WASHINGTON — An audit of the DC Metrorail system’s maintenance practices has found those who perform railcar repairs and inspections do not keep organized records or follow safety procedures, according to the independent agency charged with monitoring DC Metro safety.
The Washington Post reports the 44-page document from the Washington Metrorail Safety Commission identified 12 problem areas and gave Metro 30 days to submit plans to correct the problems.
The report looked at the overhaul process of Metro’s 6000-series railcars, and found problems including the use of incorrectly sized parts, as well as improper torqueing of couplers. Inspectors said errors during the overhauls led to train-separation incidents in October and November 2020 [see “Digest: Another DC Metro train separates …,” Trains News Wire, Nov. 25, 2020].
The audit also said Metro is not receiving or requiring all needed parts and tools from manufacturers, does not have a recordkeeping system that documents work orders, and lacks a way to make sure workers are trained for the tasks assigned to them.

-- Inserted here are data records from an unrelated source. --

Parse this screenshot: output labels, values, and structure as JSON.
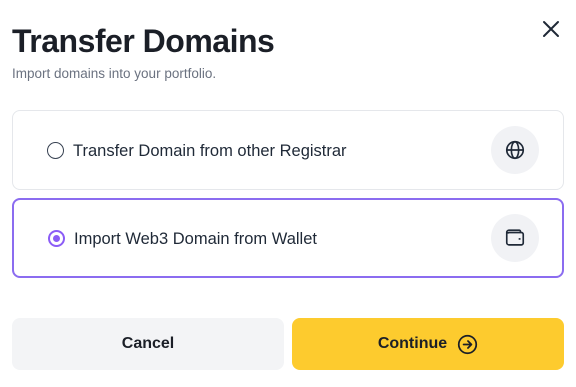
{
  "dialog": {
    "title": "Transfer Domains",
    "subtitle": "Import domains into your portfolio."
  },
  "options": [
    {
      "label": "Transfer Domain from other Registrar",
      "icon": "globe-icon",
      "selected": false
    },
    {
      "label": "Import Web3 Domain from Wallet",
      "icon": "wallet-icon",
      "selected": true
    }
  ],
  "actions": {
    "cancel_label": "Cancel",
    "continue_label": "Continue"
  },
  "colors": {
    "accent": "#8b5cf6",
    "primary_button": "#fdcb2e",
    "secondary_button": "#f3f4f6"
  }
}
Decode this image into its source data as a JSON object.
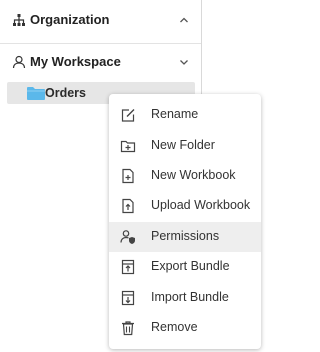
{
  "sidebar": {
    "organization_label": "Organization",
    "workspace_label": "My Workspace",
    "tree_items": [
      {
        "label": "Orders",
        "icon": "folder-icon",
        "color": "#5bb8ea"
      }
    ]
  },
  "context_menu": {
    "highlighted": "Permissions",
    "items": [
      {
        "label": "Rename",
        "icon": "rename-icon"
      },
      {
        "label": "New Folder",
        "icon": "new-folder-icon"
      },
      {
        "label": "New Workbook",
        "icon": "new-workbook-icon"
      },
      {
        "label": "Upload Workbook",
        "icon": "upload-workbook-icon"
      },
      {
        "label": "Permissions",
        "icon": "permissions-icon"
      },
      {
        "label": "Export Bundle",
        "icon": "export-bundle-icon"
      },
      {
        "label": "Import Bundle",
        "icon": "import-bundle-icon"
      },
      {
        "label": "Remove",
        "icon": "trash-icon"
      }
    ]
  }
}
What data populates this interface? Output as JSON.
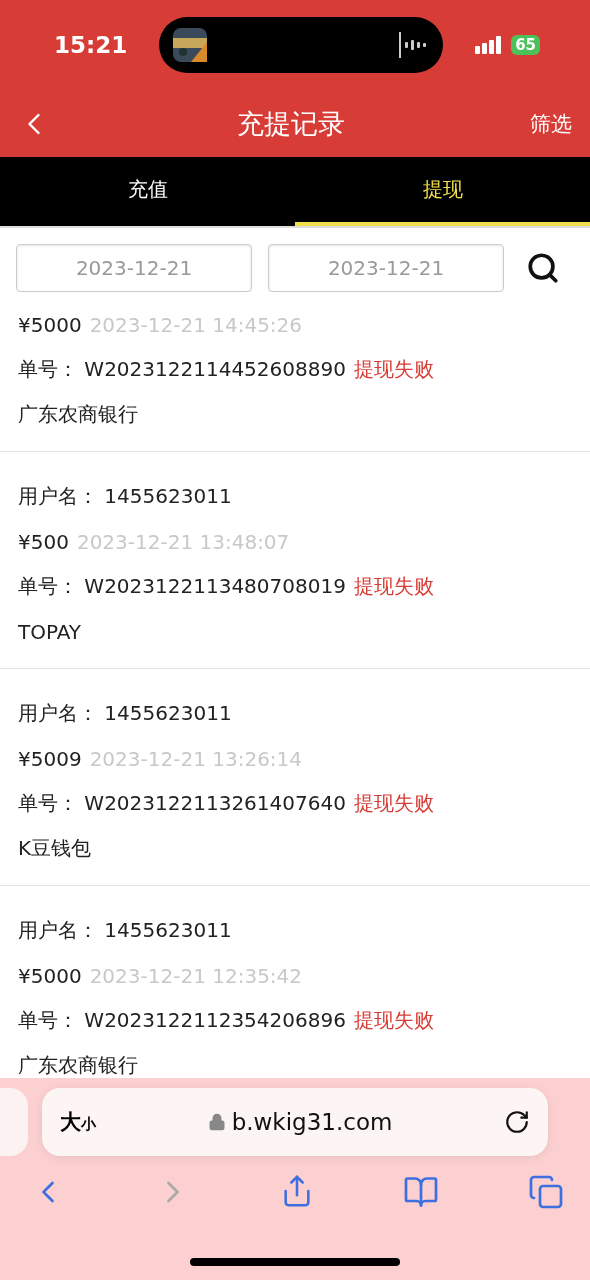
{
  "status_bar": {
    "time": "15:21",
    "battery": "65"
  },
  "header": {
    "title": "充提记录",
    "action": "筛选"
  },
  "tabs": [
    {
      "label": "充值",
      "selected": false
    },
    {
      "label": "提现",
      "selected": true
    }
  ],
  "filter": {
    "start_date": "2023-12-21",
    "end_date": "2023-12-21"
  },
  "records": [
    {
      "amount": "¥5000",
      "time": "2023-12-21 14:45:26",
      "order_label": "单号：",
      "order_no": "W2023122114452608890",
      "status": "提现失败",
      "method": "广东农商银行"
    },
    {
      "username_label": "用户名：",
      "username": "1455623011",
      "amount": "¥500",
      "time": "2023-12-21 13:48:07",
      "order_label": "单号：",
      "order_no": "W2023122113480708019",
      "status": "提现失败",
      "method": "TOPAY"
    },
    {
      "username_label": "用户名：",
      "username": "1455623011",
      "amount": "¥5009",
      "time": "2023-12-21 13:26:14",
      "order_label": "单号：",
      "order_no": "W2023122113261407640",
      "status": "提现失败",
      "method": "K豆钱包"
    },
    {
      "username_label": "用户名：",
      "username": "1455623011",
      "amount": "¥5000",
      "time": "2023-12-21 12:35:42",
      "order_label": "单号：",
      "order_no": "W2023122112354206896",
      "status": "提现失败",
      "method": "广东农商银行"
    }
  ],
  "browser": {
    "text_size_big": "大",
    "text_size_small": "小",
    "url": "b.wkig31.com",
    "forward_disabled": true
  }
}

A Metro spokesman told the paper the agency is reviewing the document and remains committed to improving its safety.